Increase in CPI Pension Increase
1% 1%
2% 2%
3% 3%
4% 4%
5% 5%
6% 5.8%
7% 6.6%
8% 7.4%
9% 8%
10% 8.6%
11% 9.2%
12% 9.8%
Greater than 12% At least 9.8%, but can be more at the Board's discretion

Example: Consider a participant or a beneficiary of a participant who is receiving a pension of $1,000 per month. If the increase in the CPI over the previous year is 3%, then a pension increase of 3% will be granted and after the pension increase the pension in payment will have increased to $1,030 per month. If the increase in the CPI is 7% over the previous year, then the pension increase will be 6.6% and the pension in payment after the increase will be $1,066 per month.

Minimum Cash Out

In order to avoid the Plan having to administer and pay many small monthly pension amounts, a lump sum payment may be made at death or retirement. In particular, if the lump sum value of the pension payable to you or your beneficiaries is determined to be less than $5,000 then the Administrator may pay the benefit as a single lump sum amount equal to this lump sum value.
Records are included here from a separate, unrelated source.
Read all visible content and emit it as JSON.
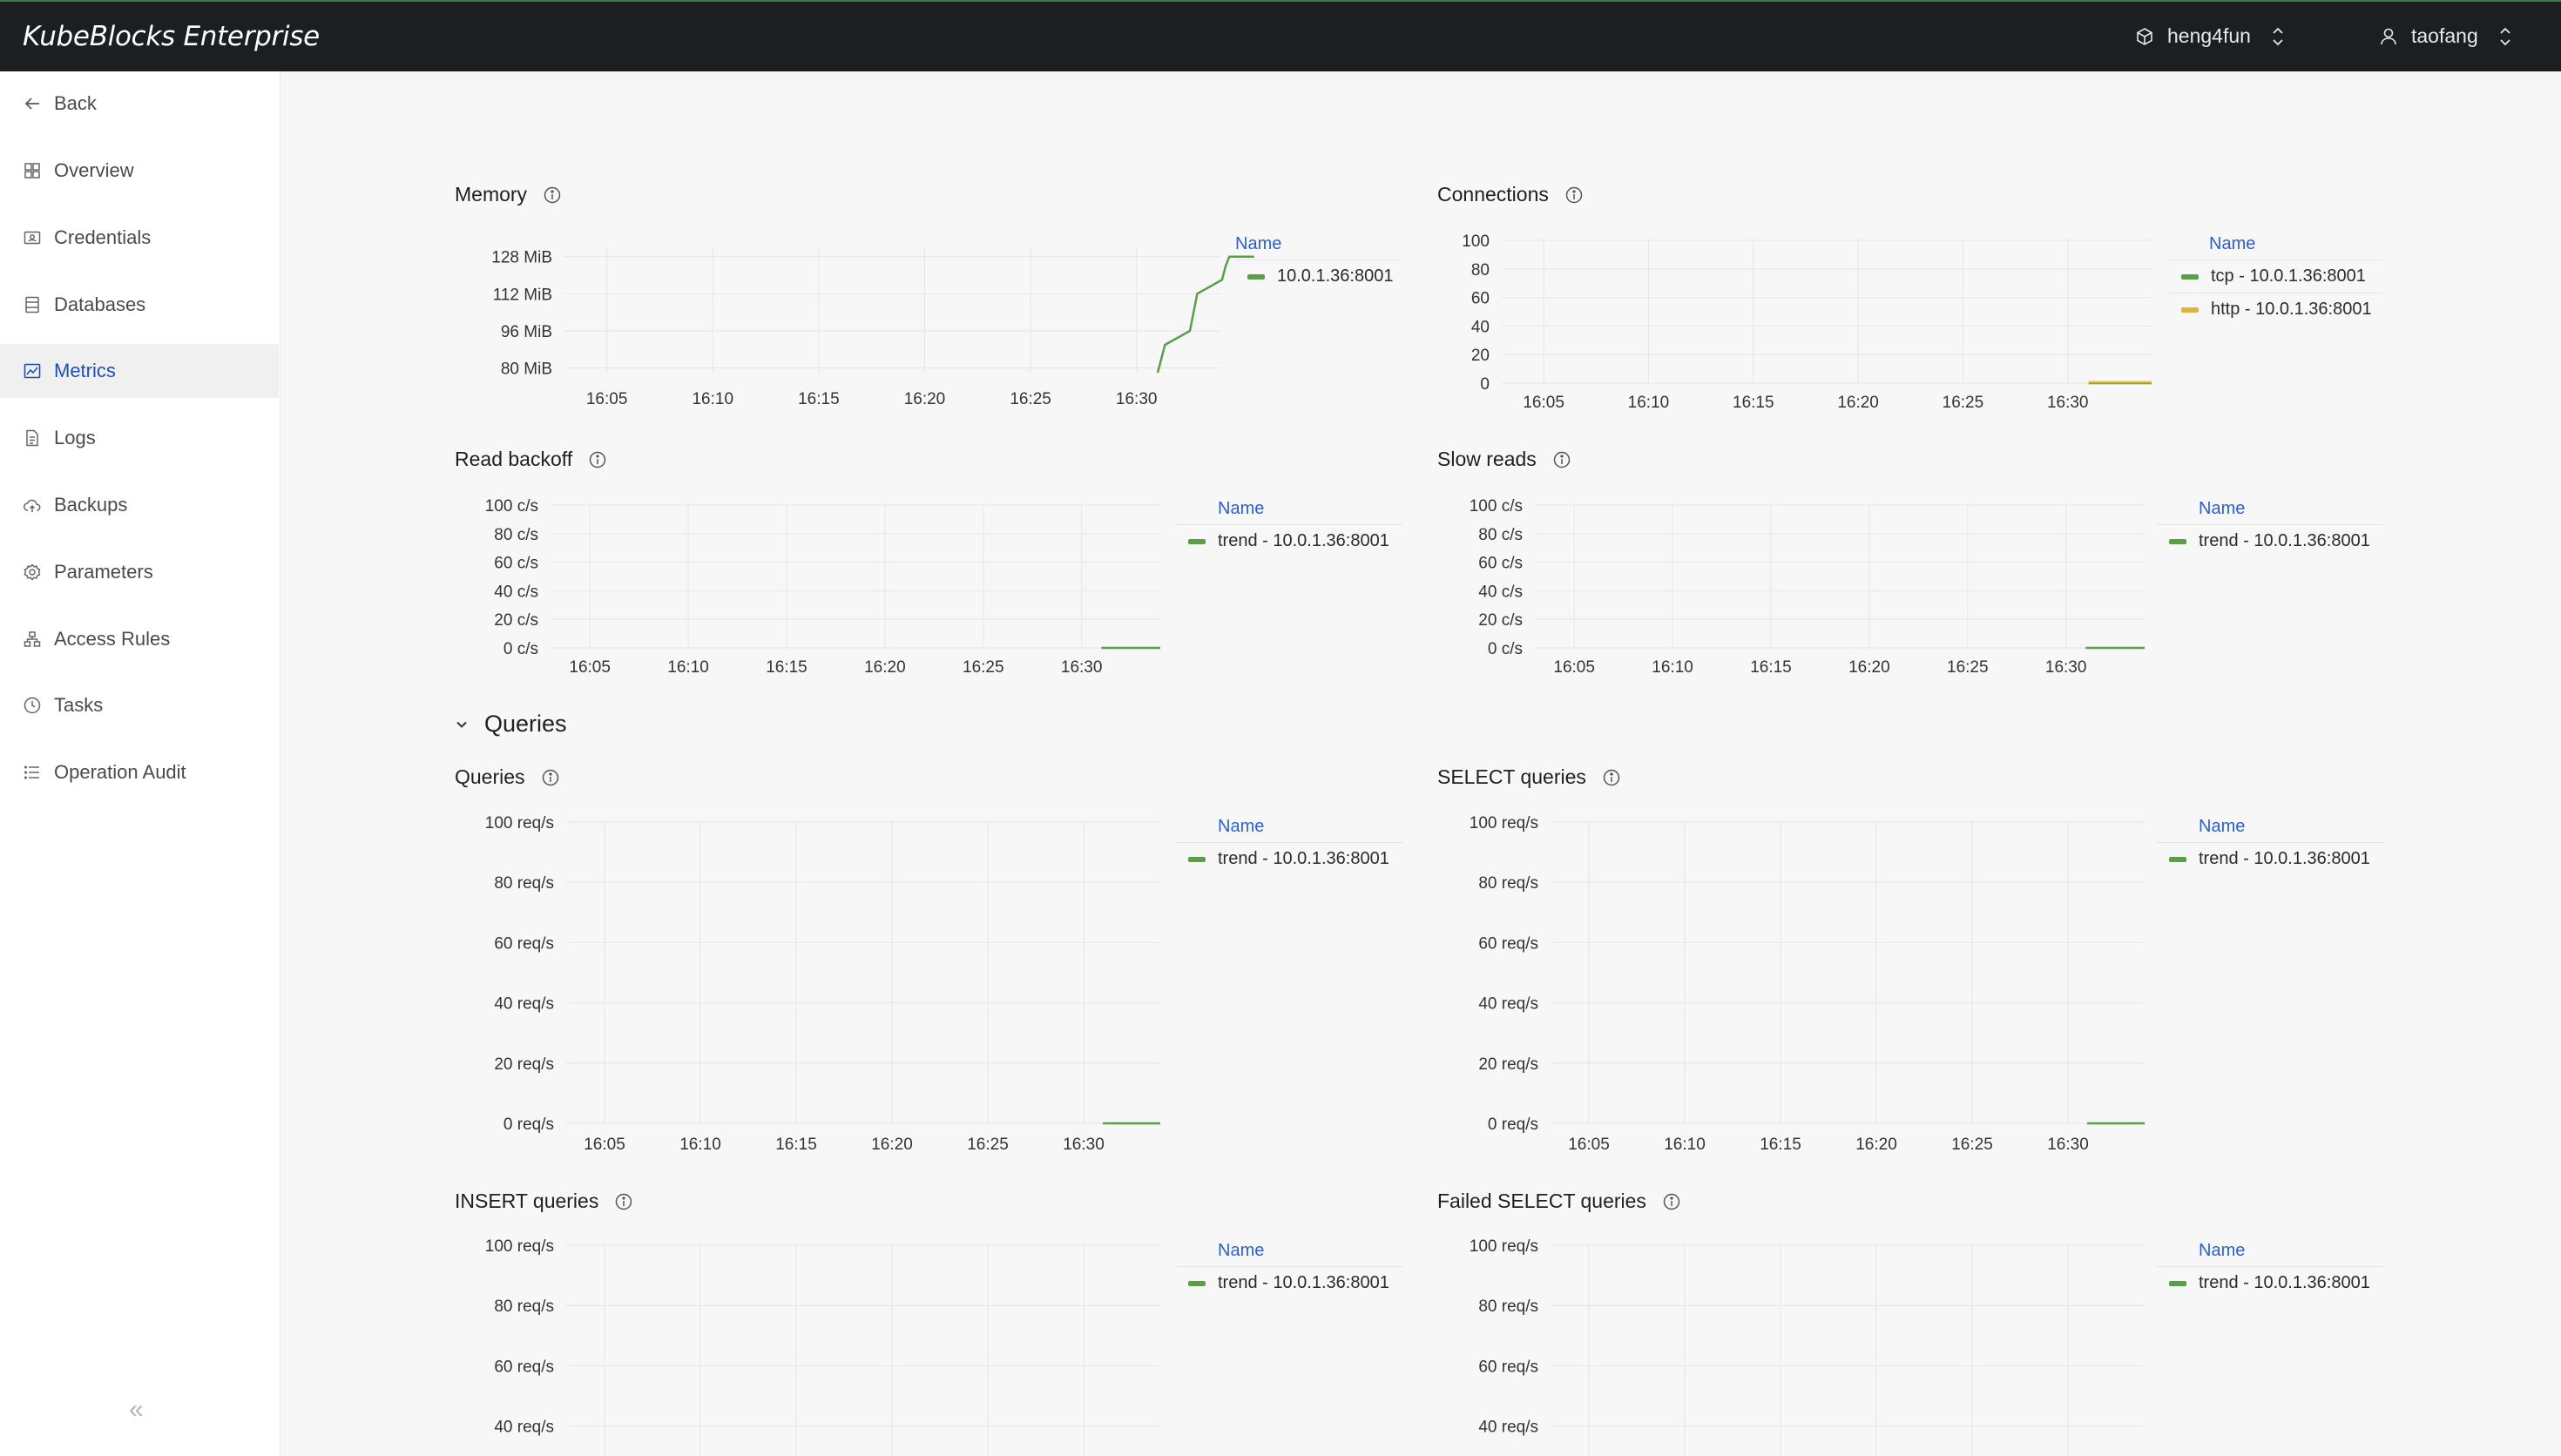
{
  "app": {
    "title": "KubeBlocks Enterprise",
    "org": "heng4fun",
    "user": "taofang"
  },
  "sidebar": {
    "back": "Back",
    "items": [
      {
        "label": "Overview",
        "icon": "grid-icon"
      },
      {
        "label": "Credentials",
        "icon": "key-card-icon"
      },
      {
        "label": "Databases",
        "icon": "database-icon"
      },
      {
        "label": "Metrics",
        "icon": "chart-icon",
        "active": true
      },
      {
        "label": "Logs",
        "icon": "document-icon"
      },
      {
        "label": "Backups",
        "icon": "cloud-upload-icon"
      },
      {
        "label": "Parameters",
        "icon": "gear-icon"
      },
      {
        "label": "Access Rules",
        "icon": "network-icon"
      },
      {
        "label": "Tasks",
        "icon": "clock-icon"
      },
      {
        "label": "Operation Audit",
        "icon": "list-icon"
      }
    ],
    "collapse_label": "«"
  },
  "colors": {
    "green": "#5a9e47",
    "yellow": "#e0b43a",
    "accent": "#1d4fb8"
  },
  "legend_header": "Name",
  "section": {
    "title": "Queries"
  },
  "panels": {
    "memory": {
      "title": "Memory",
      "legend": [
        "10.0.1.36:8001"
      ]
    },
    "connections": {
      "title": "Connections",
      "legend": [
        "tcp - 10.0.1.36:8001",
        "http - 10.0.1.36:8001"
      ]
    },
    "read_backoff": {
      "title": "Read backoff",
      "legend": [
        "trend - 10.0.1.36:8001"
      ]
    },
    "slow_reads": {
      "title": "Slow reads",
      "legend": [
        "trend - 10.0.1.36:8001"
      ]
    },
    "queries": {
      "title": "Queries",
      "legend": [
        "trend - 10.0.1.36:8001"
      ]
    },
    "select_queries": {
      "title": "SELECT queries",
      "legend": [
        "trend - 10.0.1.36:8001"
      ]
    },
    "insert_queries": {
      "title": "INSERT queries",
      "legend": [
        "trend - 10.0.1.36:8001"
      ]
    },
    "failed_select": {
      "title": "Failed SELECT queries",
      "legend": [
        "trend - 10.0.1.36:8001"
      ]
    }
  },
  "chart_data": [
    {
      "id": "memory",
      "type": "line",
      "title": "Memory",
      "x_ticks": [
        "16:05",
        "16:10",
        "16:15",
        "16:20",
        "16:25",
        "16:30"
      ],
      "y_ticks": [
        "128 MiB",
        "112 MiB",
        "96 MiB",
        "80 MiB"
      ],
      "ylim": [
        78,
        132
      ],
      "series": [
        {
          "name": "10.0.1.36:8001",
          "color": "#5a9e47",
          "points": [
            [
              "16:31",
              78
            ],
            [
              "16:31",
              84
            ],
            [
              "16:31",
              90
            ],
            [
              "16:32",
              96
            ],
            [
              "16:32",
              104
            ],
            [
              "16:32",
              112
            ],
            [
              "16:33",
              118
            ],
            [
              "16:33",
              124
            ],
            [
              "16:33",
              128
            ],
            [
              "16:34",
              128
            ]
          ]
        }
      ]
    },
    {
      "id": "connections",
      "type": "line",
      "title": "Connections",
      "x_ticks": [
        "16:05",
        "16:10",
        "16:15",
        "16:20",
        "16:25",
        "16:30"
      ],
      "y_ticks": [
        "100",
        "80",
        "60",
        "40",
        "20",
        "0"
      ],
      "ylim": [
        0,
        100
      ],
      "series": [
        {
          "name": "tcp - 10.0.1.36:8001",
          "color": "#5a9e47",
          "points": [
            [
              "16:31",
              0
            ],
            [
              "16:34",
              0
            ]
          ]
        },
        {
          "name": "http - 10.0.1.36:8001",
          "color": "#e0b43a",
          "points": [
            [
              "16:31",
              0
            ],
            [
              "16:34",
              0
            ]
          ]
        }
      ]
    },
    {
      "id": "read_backoff",
      "type": "line",
      "title": "Read backoff",
      "x_ticks": [
        "16:05",
        "16:10",
        "16:15",
        "16:20",
        "16:25",
        "16:30"
      ],
      "y_ticks": [
        "100 c/s",
        "80 c/s",
        "60 c/s",
        "40 c/s",
        "20 c/s",
        "0 c/s"
      ],
      "ylim": [
        0,
        100
      ],
      "series": [
        {
          "name": "trend - 10.0.1.36:8001",
          "color": "#5a9e47",
          "points": [
            [
              "16:31",
              0
            ],
            [
              "16:34",
              0
            ]
          ]
        }
      ]
    },
    {
      "id": "slow_reads",
      "type": "line",
      "title": "Slow reads",
      "x_ticks": [
        "16:05",
        "16:10",
        "16:15",
        "16:20",
        "16:25",
        "16:30"
      ],
      "y_ticks": [
        "100 c/s",
        "80 c/s",
        "60 c/s",
        "40 c/s",
        "20 c/s",
        "0 c/s"
      ],
      "ylim": [
        0,
        100
      ],
      "series": [
        {
          "name": "trend - 10.0.1.36:8001",
          "color": "#5a9e47",
          "points": [
            [
              "16:31",
              0
            ],
            [
              "16:34",
              0
            ]
          ]
        }
      ]
    },
    {
      "id": "queries",
      "type": "line",
      "title": "Queries",
      "x_ticks": [
        "16:05",
        "16:10",
        "16:15",
        "16:20",
        "16:25",
        "16:30"
      ],
      "y_ticks": [
        "100 req/s",
        "80 req/s",
        "60 req/s",
        "40 req/s",
        "20 req/s",
        "0 req/s"
      ],
      "ylim": [
        0,
        100
      ],
      "series": [
        {
          "name": "trend - 10.0.1.36:8001",
          "color": "#5a9e47",
          "points": [
            [
              "16:31",
              0
            ],
            [
              "16:34",
              0
            ]
          ]
        }
      ]
    },
    {
      "id": "select_queries",
      "type": "line",
      "title": "SELECT queries",
      "x_ticks": [
        "16:05",
        "16:10",
        "16:15",
        "16:20",
        "16:25",
        "16:30"
      ],
      "y_ticks": [
        "100 req/s",
        "80 req/s",
        "60 req/s",
        "40 req/s",
        "20 req/s",
        "0 req/s"
      ],
      "ylim": [
        0,
        100
      ],
      "series": [
        {
          "name": "trend - 10.0.1.36:8001",
          "color": "#5a9e47",
          "points": [
            [
              "16:31",
              0
            ],
            [
              "16:34",
              0
            ]
          ]
        }
      ]
    },
    {
      "id": "insert_queries",
      "type": "line",
      "title": "INSERT queries",
      "y_ticks": [
        "100 req/s",
        "80 req/s",
        "60 req/s",
        "40 req/s"
      ],
      "ylim": [
        0,
        100
      ],
      "series": [
        {
          "name": "trend - 10.0.1.36:8001",
          "color": "#5a9e47",
          "points": []
        }
      ]
    },
    {
      "id": "failed_select",
      "type": "line",
      "title": "Failed SELECT queries",
      "y_ticks": [
        "100 req/s",
        "80 req/s",
        "60 req/s",
        "40 req/s"
      ],
      "ylim": [
        0,
        100
      ],
      "series": [
        {
          "name": "trend - 10.0.1.36:8001",
          "color": "#5a9e47",
          "points": []
        }
      ]
    }
  ]
}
Such a payment will constitute a full discharge of the Plan's liability and no further payments will be due from the Plan.

Designated Beneficiary

There are a number of cash benefits from the Plan which may be payable to your Designated Beneficiary in certain circumstances. Your Designated Beneficiary can be any person or persons designated by you during your lifetime and you can alter your designation at any time to allow for changing family circumstances.

Should you die without having designated a beneficiary, or if all of your Designated Beneficiaries die before you, then any payment which would have been paid to your Designated Beneficiary will instead be paid to your Estate.

Participant Rights

You will never lose the right to a pension under the current Law, even if convicted or declared bankrupt. Any pension granted is also exempt from execution, seizure, attachment or any other process in respect of any debt or claim of a creditor. The pension is also not transferable or assignable except if a debt is due to the Government, or a Court Order directs the pension payments to a dependant.

Ex-Gratia Pension

The ex-gratia recipients are former Caymanian civil servants over the age of 60, who were not in receipt of any pension, allowance, gratuity or contracted officer’s supplement. Those with an aggregate of four or more years but less than ten years of service receive an ex-gratia pension of two hundred dollars per month. Those with ten or more years of service received an ex-gratia pension of three hundred dollars per month. It should be noted that these payments are not subject to increase for cost of living nor augmented annually.